The American Nuclear Society coordinated an effort with eight nongovernmental organizations in asking Congress to update the Environmental Protection Agency’s generic standards for the safe, permanent disposal of spent nuclear fuel (SNF) and high-level radioactive waste.
In a letter sent to Congress on November 2, the organizations asked leaders of the Senate Environment and Public Works Committee and House Energy and Commerce Committee to direct the EPA to revise its standards under Title 40, Part 191 of the Code of Federal Regulations, harmonizing it with international practices for commercial SNF disposal.
“Regardless of future policy direction for the U.S. SNF management program, refreshing the EPA’s generic geologic repository standard for public health and safety is essential to prevent unnecessary delays after Congress has chosen a path forward,” the letter states.

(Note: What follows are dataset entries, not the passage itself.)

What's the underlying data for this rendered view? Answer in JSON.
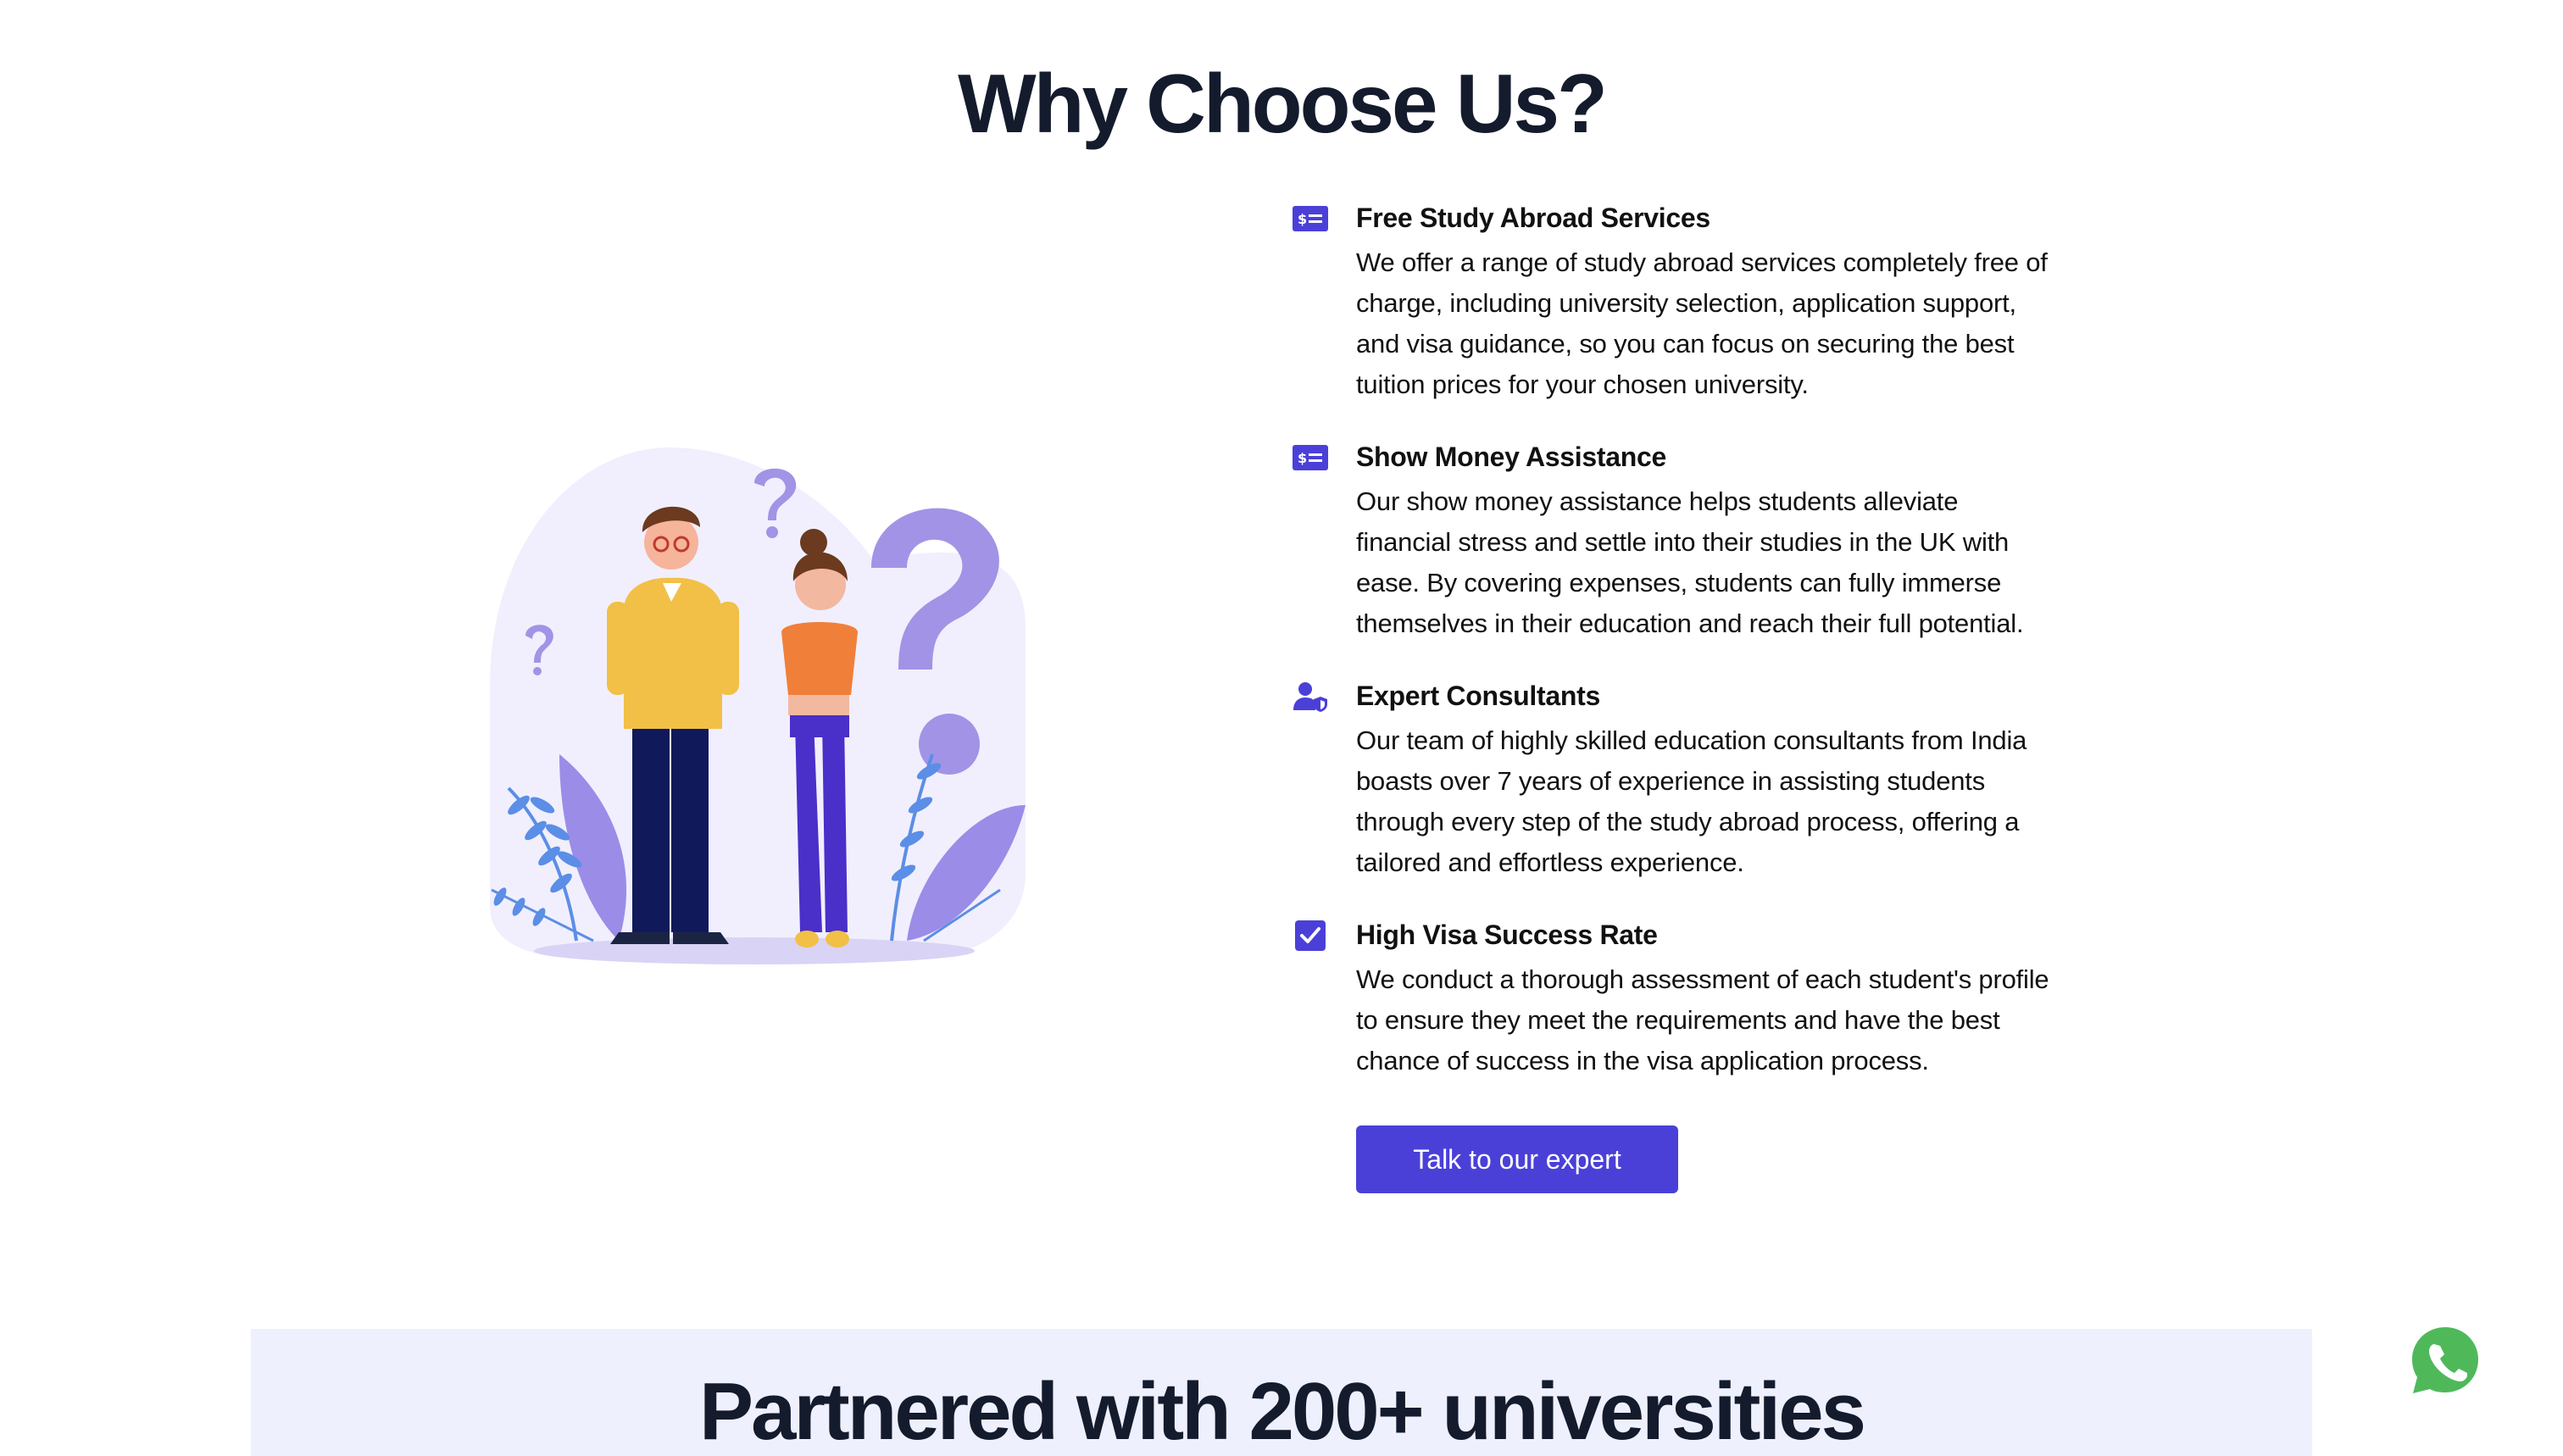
{
  "section": {
    "title": "Why Choose Us?"
  },
  "illustration": {
    "alt": ""
  },
  "features": [
    {
      "icon": "money-card-icon",
      "title": "Free Study Abroad Services",
      "text": "We offer a range of study abroad services completely free of charge, including university selection, application support, and visa guidance, so you can focus on securing the best tuition prices for your chosen university."
    },
    {
      "icon": "money-card-icon",
      "title": "Show Money Assistance",
      "text": "Our show money assistance helps students alleviate financial stress and settle into their studies in the UK with ease. By covering expenses, students can fully immerse themselves in their education and reach their full potential."
    },
    {
      "icon": "user-shield-icon",
      "title": "Expert Consultants",
      "text": "Our team of highly skilled education consultants from India boasts over 7 years of experience in assisting students through every step of the study abroad process, offering a tailored and effortless experience."
    },
    {
      "icon": "checkbox-icon",
      "title": "High Visa Success Rate",
      "text": "We conduct a thorough assessment of each student's profile to ensure they meet the requirements and have the best chance of success in the visa application process."
    }
  ],
  "cta": {
    "label": "Talk to our expert"
  },
  "partners": {
    "title": "Partnered with 200+ universities"
  },
  "colors": {
    "accent": "#4a40d8",
    "heading": "#141b2d",
    "whatsapp": "#4fb95a",
    "partners_bg": "#eef0fd"
  }
}
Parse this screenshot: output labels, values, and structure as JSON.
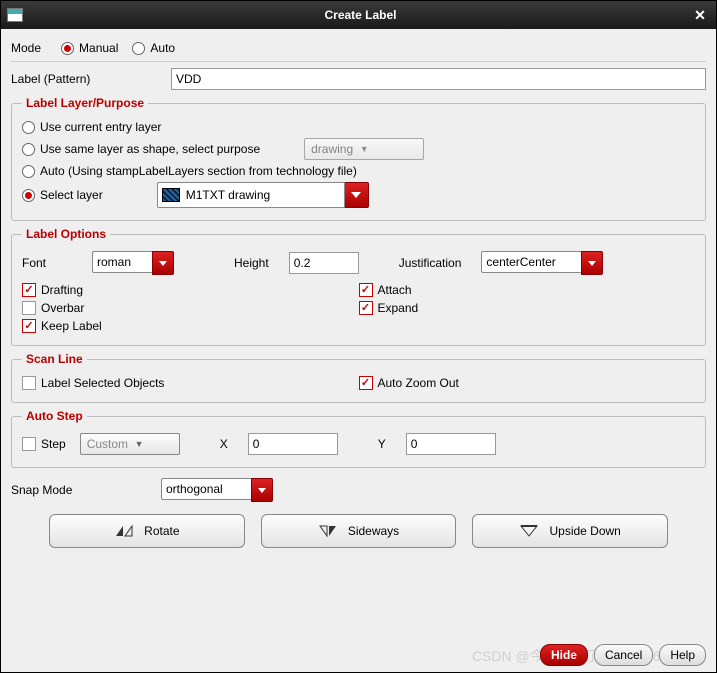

Joining ANS in signing the letter are the Breakthrough Institute, Center for Climate and Energy Solutions, ClearPath Action, Energy Communities Alliance, Good Energy Collective, Nuclear Innovation Alliance, Third Way, and the United States Nuclear Industry Council.
The imperative: Noting that it could take the EPA 5–10 years to update its disposal regulations, the organizations said it is essential that work begin on updating the standards before the country begins the process of selecting a permanent disposal site for commercial SNF.
“It is imperative that the EPA begin this work as soon as possible, as these standards should be finalized prior to a site selection process,” the organizations said.
ANS Executive Director/CEO Craig Piercy added, “Starting work on a generic repository is a practical first step of the journey to a rational fuel cycle policy. It’s time to get started.”
Time would also be needed for the Nuclear Regulatory Commission to update its disposal rules under 10 CFR Part 60 following any revisions by the EPA.
Modern practices: The organizations also said the standards in 40 CFR Part 191, which dates to 1985, need to be updated to reflect the current state of science. As an example, they note that current EPA standards use generic/bounding calculations related to the performance of repositories in various geologic media. Those calculations, however, were performed prior to the development of more sophisticated methods used today.
The organizations also note that the EPA standards ignore modern international standards on how dose limits are measured and that is narrowly written for mined repositories.
The recommendations: To help spur the development of updated disposal standards, ANS issued peer-reviewed recommendations in August to guide the development of a risk-informed, technology-inclusive repository standard.